No explanation was given for the closure, and some wondered how an innovator in product development could so quickly disappear.
Little is known about the events that led to the closure of the product development firm, which has worked on everything from Microsoft Xbox controllers to Apple laptops to Nike sunglasses.
But court documents filed in King County Superior Court last month show that Stratos Product Development is now in receivership, a situation where courts bestow upon a receiver the “power to do all things which Stratos might do.” That includes control over all assets, and the ability to pay bills.
The court-appointed receiver overseeing the Stratos assets is Orse & Co, which is looking to bring in extra revenue by selling off physical assets and inventory from Stratos’ Seattle office in an online auction.
RELATED: Stratos Product Development closes abruptly; clients included Microsoft, Apple and other big names
Court documents list Washington Trust Bank as the sole creditor with a security interest or lien with a value of $1 million and collateral of “all assets.” Stratos owed approximately $1 million in a variety of unsecured claims, taxes and payments to employee wages and other compensation.
Some of the top unsecured creditors include Stratos Product Development Co-Founders Allan Stephan and Michael Nelson as well as TCAM Core Property Fund, the owner of the building where Stratos’ office is located. The largest unsecured creditor is Stratos Product Development’s parent company Stratos Group at more than $325,000.
The company had approximately $160,000 in the bank in various accounts, records show.
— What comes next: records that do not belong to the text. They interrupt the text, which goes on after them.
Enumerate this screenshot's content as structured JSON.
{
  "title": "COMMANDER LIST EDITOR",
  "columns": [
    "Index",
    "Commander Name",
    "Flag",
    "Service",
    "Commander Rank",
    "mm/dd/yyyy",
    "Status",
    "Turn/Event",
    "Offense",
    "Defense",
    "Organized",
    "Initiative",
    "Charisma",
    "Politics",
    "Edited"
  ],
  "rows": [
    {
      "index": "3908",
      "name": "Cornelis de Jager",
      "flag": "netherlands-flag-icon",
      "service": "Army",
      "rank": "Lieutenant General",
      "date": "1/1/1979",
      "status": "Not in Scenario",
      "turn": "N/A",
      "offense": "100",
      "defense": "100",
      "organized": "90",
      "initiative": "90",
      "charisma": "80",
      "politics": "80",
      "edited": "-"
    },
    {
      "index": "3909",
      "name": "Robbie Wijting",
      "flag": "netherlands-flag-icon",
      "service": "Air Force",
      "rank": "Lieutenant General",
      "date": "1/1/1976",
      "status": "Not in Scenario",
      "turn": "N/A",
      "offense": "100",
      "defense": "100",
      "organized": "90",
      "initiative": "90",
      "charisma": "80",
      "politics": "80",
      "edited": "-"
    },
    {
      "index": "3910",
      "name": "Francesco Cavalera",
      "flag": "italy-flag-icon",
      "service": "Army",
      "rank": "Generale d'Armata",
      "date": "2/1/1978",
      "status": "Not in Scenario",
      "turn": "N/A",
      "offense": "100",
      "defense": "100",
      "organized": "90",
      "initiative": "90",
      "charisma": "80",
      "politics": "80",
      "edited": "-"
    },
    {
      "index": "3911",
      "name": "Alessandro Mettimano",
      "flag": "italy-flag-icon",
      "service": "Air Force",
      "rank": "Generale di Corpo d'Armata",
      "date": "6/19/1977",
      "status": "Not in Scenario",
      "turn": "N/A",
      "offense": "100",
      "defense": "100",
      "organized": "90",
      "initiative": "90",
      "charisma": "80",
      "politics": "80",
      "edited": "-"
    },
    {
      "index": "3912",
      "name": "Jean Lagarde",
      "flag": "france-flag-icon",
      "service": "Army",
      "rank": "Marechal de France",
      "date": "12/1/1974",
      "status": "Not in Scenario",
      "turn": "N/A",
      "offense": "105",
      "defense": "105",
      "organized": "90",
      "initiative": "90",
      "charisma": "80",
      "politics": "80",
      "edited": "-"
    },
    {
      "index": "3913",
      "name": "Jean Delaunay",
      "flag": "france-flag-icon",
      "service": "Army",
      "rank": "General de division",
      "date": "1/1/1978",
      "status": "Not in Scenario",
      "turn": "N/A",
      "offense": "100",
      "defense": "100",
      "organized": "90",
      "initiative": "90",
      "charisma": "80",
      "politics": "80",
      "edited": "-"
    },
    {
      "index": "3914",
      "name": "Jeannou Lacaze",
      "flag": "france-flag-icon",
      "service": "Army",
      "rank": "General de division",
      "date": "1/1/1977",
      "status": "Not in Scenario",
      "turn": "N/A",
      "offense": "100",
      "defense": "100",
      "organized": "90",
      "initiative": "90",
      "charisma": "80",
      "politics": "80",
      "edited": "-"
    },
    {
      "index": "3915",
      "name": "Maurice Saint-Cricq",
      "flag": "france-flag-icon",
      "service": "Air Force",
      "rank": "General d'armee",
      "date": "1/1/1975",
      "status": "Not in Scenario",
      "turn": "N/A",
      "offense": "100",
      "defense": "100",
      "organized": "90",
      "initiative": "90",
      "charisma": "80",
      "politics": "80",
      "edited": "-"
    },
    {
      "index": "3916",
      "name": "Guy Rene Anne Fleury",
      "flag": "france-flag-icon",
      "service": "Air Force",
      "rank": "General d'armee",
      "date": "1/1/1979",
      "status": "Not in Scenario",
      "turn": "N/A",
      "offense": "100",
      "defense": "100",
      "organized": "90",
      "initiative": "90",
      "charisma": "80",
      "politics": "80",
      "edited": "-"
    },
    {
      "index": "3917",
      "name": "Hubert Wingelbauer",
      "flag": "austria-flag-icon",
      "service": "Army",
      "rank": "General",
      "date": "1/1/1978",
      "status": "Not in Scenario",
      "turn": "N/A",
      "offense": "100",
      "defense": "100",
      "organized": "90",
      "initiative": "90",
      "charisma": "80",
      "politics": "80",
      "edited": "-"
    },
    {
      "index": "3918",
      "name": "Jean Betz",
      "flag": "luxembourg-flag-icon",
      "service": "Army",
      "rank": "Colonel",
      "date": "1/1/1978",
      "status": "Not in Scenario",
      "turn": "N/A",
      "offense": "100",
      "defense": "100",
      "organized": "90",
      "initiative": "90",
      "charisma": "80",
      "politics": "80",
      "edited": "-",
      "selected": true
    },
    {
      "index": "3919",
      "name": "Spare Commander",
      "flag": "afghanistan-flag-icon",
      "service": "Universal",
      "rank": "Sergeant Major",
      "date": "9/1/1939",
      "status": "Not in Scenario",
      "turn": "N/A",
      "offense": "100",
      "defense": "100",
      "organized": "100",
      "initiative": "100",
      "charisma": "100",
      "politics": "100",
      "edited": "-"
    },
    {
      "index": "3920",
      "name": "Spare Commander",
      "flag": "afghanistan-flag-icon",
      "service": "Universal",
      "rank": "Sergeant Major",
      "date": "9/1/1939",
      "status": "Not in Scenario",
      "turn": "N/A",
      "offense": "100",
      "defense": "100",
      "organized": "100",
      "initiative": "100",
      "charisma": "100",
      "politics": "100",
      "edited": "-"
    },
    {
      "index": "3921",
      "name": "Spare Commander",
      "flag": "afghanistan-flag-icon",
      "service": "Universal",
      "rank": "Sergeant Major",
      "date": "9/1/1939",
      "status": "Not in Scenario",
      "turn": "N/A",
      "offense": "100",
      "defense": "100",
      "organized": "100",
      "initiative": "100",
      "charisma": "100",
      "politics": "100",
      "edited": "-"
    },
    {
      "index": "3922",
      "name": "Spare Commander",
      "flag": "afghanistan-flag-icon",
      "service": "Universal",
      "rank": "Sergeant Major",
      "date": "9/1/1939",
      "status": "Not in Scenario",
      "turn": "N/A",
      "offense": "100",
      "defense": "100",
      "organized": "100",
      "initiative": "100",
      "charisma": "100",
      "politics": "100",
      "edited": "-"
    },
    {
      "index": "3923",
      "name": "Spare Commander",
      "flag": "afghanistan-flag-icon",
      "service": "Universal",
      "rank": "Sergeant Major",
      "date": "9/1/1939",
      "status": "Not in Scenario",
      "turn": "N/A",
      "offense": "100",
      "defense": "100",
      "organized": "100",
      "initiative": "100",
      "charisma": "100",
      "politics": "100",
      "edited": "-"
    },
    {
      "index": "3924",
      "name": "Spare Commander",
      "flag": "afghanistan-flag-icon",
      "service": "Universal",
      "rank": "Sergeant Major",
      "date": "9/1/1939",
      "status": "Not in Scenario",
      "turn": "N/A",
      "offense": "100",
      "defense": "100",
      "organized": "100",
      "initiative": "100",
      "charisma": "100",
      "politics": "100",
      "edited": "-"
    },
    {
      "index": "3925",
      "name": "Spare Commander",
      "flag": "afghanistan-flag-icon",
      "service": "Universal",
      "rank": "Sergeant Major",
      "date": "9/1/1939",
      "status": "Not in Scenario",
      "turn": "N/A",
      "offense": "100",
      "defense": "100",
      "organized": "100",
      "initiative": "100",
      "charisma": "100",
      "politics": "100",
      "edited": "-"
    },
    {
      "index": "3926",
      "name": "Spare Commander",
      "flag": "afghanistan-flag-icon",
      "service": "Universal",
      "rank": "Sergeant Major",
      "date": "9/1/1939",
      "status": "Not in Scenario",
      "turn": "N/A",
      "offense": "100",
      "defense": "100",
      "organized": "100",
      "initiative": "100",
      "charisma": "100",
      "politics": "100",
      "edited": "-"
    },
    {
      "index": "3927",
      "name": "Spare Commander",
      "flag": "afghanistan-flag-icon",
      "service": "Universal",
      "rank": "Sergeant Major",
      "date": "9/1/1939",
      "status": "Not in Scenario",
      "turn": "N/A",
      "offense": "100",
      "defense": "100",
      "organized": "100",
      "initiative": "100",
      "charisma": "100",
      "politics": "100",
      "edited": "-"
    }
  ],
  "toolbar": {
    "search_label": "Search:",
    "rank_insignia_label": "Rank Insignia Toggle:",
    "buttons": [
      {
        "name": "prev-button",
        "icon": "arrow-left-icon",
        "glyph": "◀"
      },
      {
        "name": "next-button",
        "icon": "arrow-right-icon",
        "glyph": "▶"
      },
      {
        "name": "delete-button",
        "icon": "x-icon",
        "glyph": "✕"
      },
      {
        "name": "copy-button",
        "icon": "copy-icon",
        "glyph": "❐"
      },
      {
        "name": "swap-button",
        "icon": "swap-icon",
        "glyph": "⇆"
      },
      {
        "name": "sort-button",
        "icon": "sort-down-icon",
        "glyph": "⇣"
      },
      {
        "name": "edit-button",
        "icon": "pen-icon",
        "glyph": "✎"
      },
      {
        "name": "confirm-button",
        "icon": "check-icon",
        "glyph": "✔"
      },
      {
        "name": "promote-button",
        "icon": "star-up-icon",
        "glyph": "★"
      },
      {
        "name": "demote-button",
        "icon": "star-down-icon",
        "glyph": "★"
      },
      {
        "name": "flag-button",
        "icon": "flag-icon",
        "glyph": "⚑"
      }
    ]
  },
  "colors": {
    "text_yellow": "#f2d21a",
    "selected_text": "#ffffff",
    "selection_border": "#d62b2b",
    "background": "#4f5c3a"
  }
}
Accounts receivable totaled more than $861,000, and of that, about $504,000 was unbilled.
GeekWire has reached out to Stratos Group Chairman Harold Kawaguchi as well as multiple Stratos co-founders, former employees and the receiver for further details.
Over the years, Stratos assisted a number of companies on cutting-edge hardware projects.
It helped Intellectual Ventures build a device that stores vaccines without requiring power, an important innovation for third world countries where inconsistent power access can spoil temperature-sensitive vaccines.
It was working with the Bill & Melinda Gates Foundation to make a device that quickly takes in blood, saliva and other samples and diagnoses diseases like tuberculosis and malaria. The device is meant to work in small clinics without consistent access to electricity.
Stratos Product Development is under the larger Stratos Group umbrella, which also includes biotech company Stratos Genomics and medical company Carewave. Kawaguchi told GeekWire last month that Stratos Product Development is in the midst of an “orderly wind down” and emphasized that other Stratos Group entities are not affected.
Going forward, Orse will be required to submit a monthly report to the court that documents all of Stratos’ financial and operational affairs.
Editor’s note: GeekWire is one of the parties with unsecured claims against Stratos.